• WHAT THE EXERCISE ASKS: Which of the lines in the records below hold the string "Account"? Copy every one of them.

- - -

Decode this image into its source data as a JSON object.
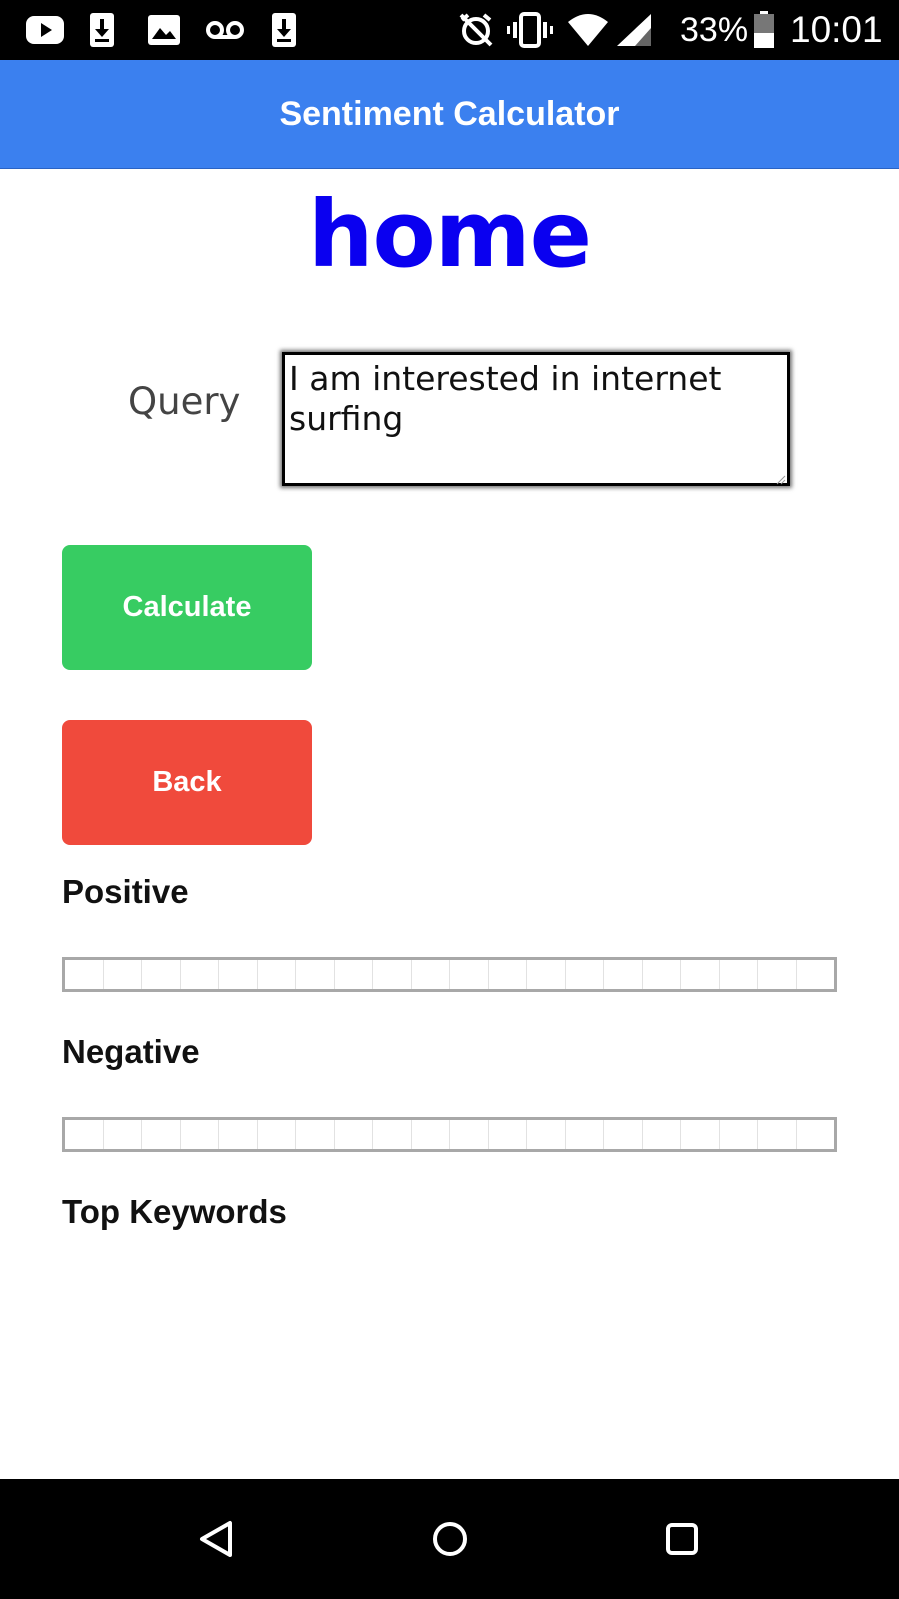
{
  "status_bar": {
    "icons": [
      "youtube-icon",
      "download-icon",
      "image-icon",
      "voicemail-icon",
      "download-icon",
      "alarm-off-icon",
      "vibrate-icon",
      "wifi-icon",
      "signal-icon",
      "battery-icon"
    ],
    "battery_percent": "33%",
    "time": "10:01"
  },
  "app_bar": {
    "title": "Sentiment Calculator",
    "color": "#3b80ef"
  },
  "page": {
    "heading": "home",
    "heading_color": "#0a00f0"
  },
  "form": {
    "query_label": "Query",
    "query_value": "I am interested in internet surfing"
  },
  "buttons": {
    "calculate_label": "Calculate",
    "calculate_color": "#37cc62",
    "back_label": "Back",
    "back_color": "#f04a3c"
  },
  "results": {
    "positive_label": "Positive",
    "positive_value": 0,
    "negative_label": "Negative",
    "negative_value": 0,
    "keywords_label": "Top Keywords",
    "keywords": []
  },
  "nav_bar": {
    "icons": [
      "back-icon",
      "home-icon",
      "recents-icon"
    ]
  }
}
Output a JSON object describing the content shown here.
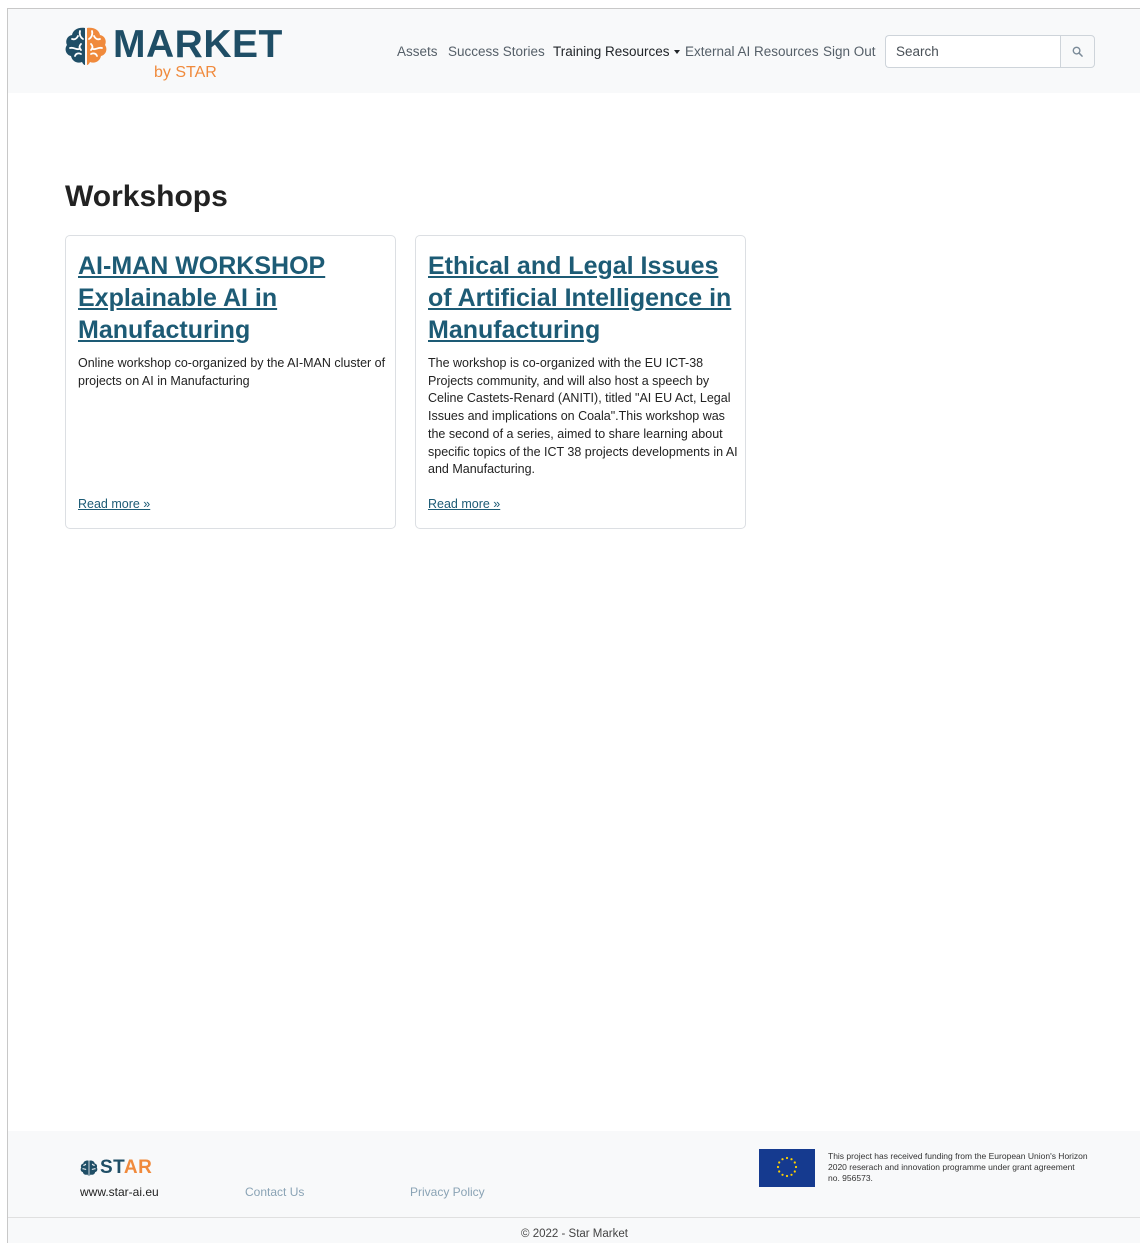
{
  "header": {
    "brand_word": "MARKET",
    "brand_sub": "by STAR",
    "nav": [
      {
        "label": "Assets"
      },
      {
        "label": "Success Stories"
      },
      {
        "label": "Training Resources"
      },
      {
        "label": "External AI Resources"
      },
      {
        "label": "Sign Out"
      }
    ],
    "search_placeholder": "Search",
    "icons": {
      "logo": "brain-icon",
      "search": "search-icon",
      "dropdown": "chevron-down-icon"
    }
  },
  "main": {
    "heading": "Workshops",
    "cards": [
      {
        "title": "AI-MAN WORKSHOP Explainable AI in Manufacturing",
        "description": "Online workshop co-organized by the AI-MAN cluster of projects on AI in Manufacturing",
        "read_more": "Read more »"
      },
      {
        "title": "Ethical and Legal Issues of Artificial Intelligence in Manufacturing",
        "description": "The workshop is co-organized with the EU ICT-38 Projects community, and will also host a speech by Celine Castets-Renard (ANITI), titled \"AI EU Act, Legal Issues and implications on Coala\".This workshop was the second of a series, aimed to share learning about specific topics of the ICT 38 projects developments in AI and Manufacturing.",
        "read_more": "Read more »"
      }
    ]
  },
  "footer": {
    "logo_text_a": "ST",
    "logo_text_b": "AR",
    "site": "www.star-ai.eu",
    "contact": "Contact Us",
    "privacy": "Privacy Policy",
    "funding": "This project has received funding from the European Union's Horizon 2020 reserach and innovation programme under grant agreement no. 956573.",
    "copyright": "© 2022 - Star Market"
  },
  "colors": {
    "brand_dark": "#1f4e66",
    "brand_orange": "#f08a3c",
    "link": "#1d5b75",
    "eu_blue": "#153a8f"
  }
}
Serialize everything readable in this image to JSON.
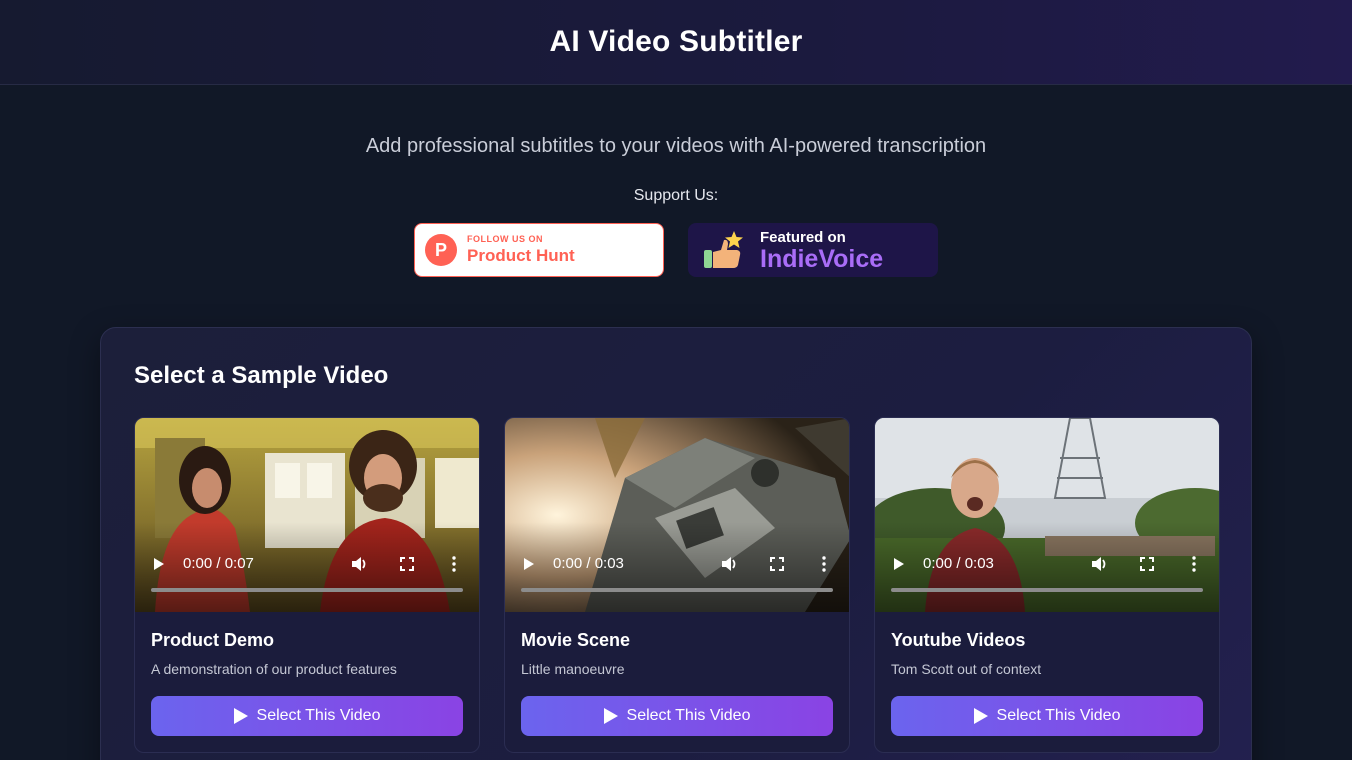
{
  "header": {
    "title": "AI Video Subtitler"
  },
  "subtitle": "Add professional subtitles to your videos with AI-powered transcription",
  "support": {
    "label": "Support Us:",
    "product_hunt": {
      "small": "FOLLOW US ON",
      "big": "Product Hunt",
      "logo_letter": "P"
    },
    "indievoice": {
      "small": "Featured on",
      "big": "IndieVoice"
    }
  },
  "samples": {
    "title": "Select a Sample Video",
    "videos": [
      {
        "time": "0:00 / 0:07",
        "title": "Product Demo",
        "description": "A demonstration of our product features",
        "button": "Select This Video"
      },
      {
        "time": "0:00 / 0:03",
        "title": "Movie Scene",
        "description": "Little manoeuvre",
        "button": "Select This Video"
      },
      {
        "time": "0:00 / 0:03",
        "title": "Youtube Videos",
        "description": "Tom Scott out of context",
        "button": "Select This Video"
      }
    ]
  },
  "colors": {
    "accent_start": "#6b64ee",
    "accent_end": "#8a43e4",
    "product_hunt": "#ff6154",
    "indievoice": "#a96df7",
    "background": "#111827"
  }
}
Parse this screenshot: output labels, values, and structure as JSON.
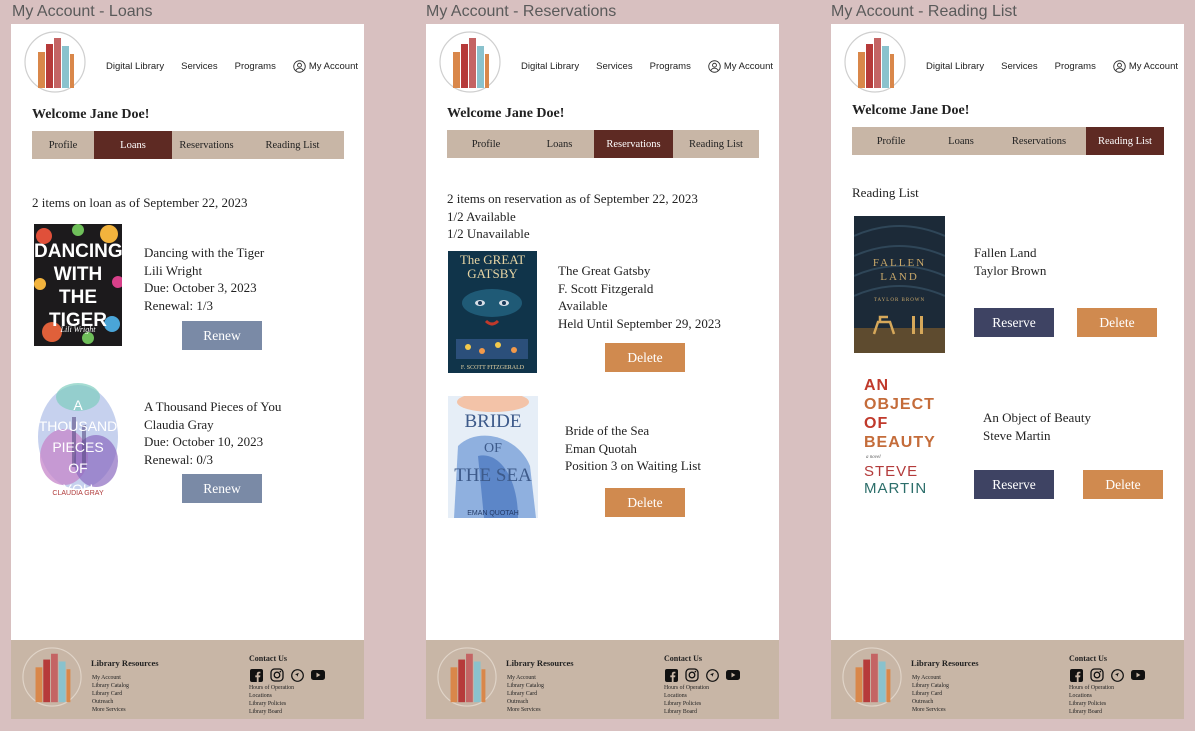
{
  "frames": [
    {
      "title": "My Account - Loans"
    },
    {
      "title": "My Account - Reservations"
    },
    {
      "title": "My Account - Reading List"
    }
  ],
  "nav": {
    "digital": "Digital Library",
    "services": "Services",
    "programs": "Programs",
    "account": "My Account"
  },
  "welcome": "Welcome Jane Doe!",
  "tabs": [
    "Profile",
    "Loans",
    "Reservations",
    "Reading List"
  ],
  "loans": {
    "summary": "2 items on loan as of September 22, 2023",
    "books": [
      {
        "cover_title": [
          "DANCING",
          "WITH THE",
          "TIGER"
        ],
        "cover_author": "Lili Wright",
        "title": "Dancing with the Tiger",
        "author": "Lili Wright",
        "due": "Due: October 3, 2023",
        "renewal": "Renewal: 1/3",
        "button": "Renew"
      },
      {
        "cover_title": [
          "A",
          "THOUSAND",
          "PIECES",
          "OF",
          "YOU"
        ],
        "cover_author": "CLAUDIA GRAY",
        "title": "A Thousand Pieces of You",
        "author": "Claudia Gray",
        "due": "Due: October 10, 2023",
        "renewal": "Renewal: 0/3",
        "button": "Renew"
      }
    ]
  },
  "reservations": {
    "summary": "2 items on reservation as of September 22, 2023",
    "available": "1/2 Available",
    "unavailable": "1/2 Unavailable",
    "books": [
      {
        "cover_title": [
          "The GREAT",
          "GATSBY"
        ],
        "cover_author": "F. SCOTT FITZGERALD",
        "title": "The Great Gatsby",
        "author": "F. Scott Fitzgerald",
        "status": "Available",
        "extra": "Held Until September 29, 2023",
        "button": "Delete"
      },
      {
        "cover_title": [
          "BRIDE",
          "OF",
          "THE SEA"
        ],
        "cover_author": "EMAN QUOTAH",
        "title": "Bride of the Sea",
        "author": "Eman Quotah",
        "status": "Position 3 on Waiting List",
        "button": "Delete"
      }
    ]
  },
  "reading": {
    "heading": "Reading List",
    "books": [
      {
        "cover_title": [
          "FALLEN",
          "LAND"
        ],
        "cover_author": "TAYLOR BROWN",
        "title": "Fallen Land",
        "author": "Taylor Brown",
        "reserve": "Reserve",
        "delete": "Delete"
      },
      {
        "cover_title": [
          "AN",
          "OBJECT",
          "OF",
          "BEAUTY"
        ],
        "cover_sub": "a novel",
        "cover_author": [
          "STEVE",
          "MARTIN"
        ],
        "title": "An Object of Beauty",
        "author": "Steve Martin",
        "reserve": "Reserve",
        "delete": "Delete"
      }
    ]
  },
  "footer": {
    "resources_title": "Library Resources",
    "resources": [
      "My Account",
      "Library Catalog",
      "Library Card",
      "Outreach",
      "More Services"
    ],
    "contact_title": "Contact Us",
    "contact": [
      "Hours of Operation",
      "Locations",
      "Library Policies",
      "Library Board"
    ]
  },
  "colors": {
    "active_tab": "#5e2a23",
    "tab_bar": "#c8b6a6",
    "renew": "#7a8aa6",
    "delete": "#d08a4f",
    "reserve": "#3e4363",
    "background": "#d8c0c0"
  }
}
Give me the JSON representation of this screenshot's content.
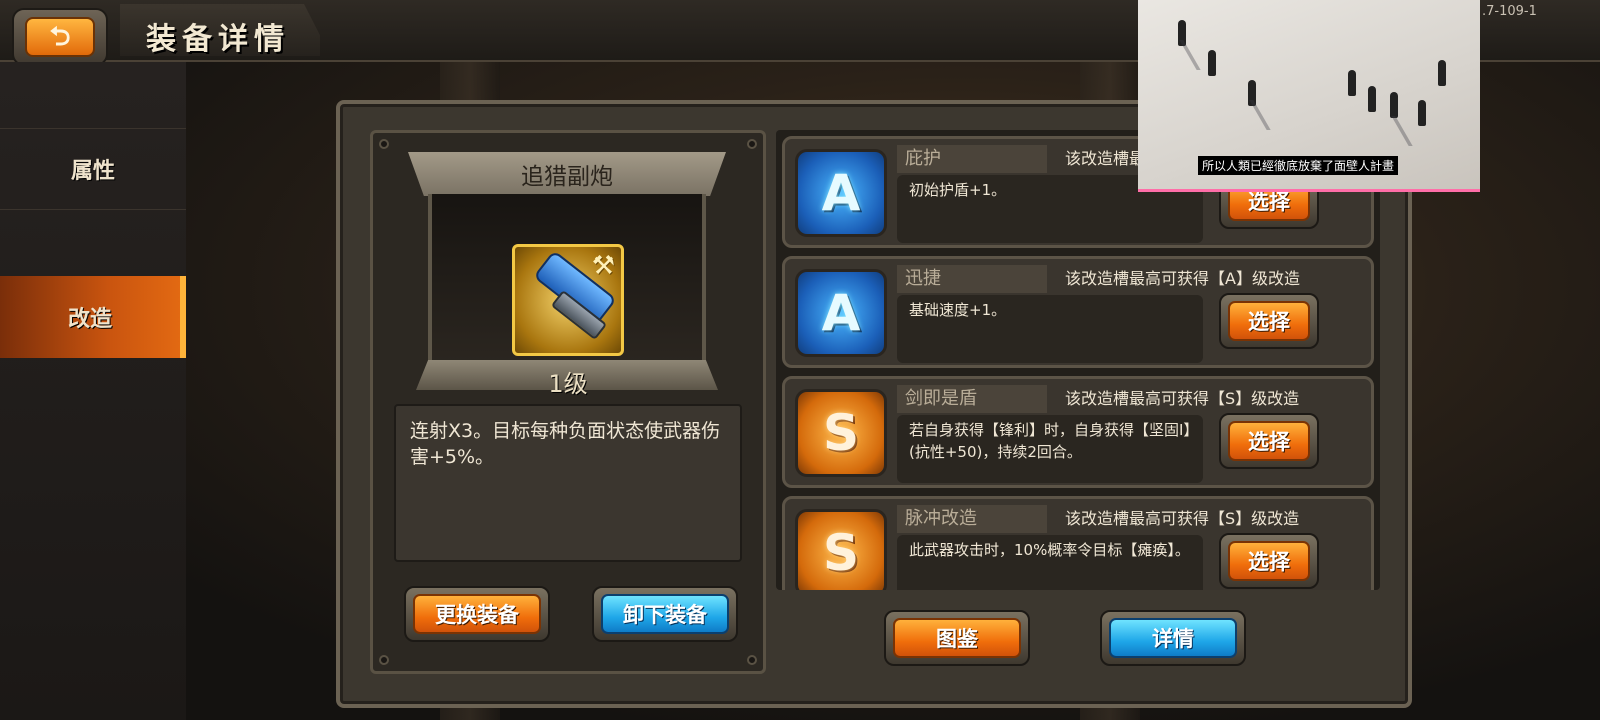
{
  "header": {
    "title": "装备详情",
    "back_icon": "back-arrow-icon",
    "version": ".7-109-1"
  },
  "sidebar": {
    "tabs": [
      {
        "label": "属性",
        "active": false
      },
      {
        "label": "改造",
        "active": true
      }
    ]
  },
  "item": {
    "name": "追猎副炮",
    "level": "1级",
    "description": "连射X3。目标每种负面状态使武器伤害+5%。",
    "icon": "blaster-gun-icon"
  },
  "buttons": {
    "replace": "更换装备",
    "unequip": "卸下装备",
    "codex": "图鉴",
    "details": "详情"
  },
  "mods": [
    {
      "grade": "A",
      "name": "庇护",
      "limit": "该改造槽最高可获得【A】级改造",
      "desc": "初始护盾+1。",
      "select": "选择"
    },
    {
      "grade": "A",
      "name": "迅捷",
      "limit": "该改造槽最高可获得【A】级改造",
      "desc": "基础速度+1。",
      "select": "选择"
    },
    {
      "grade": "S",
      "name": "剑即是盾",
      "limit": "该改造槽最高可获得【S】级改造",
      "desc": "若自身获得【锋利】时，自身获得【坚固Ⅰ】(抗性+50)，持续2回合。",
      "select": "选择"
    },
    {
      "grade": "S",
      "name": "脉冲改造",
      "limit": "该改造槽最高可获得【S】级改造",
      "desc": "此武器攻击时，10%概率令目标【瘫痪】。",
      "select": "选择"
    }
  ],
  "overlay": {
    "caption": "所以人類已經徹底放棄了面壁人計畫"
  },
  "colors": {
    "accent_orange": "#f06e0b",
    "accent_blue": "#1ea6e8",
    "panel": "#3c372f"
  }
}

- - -

• EXERCISE RESULT:
      "title": "My Account - Loans"
      "title": "My Account - Reservations"
      "title": "My Account - Reading List"
    "account": "My Account"
      "My Account",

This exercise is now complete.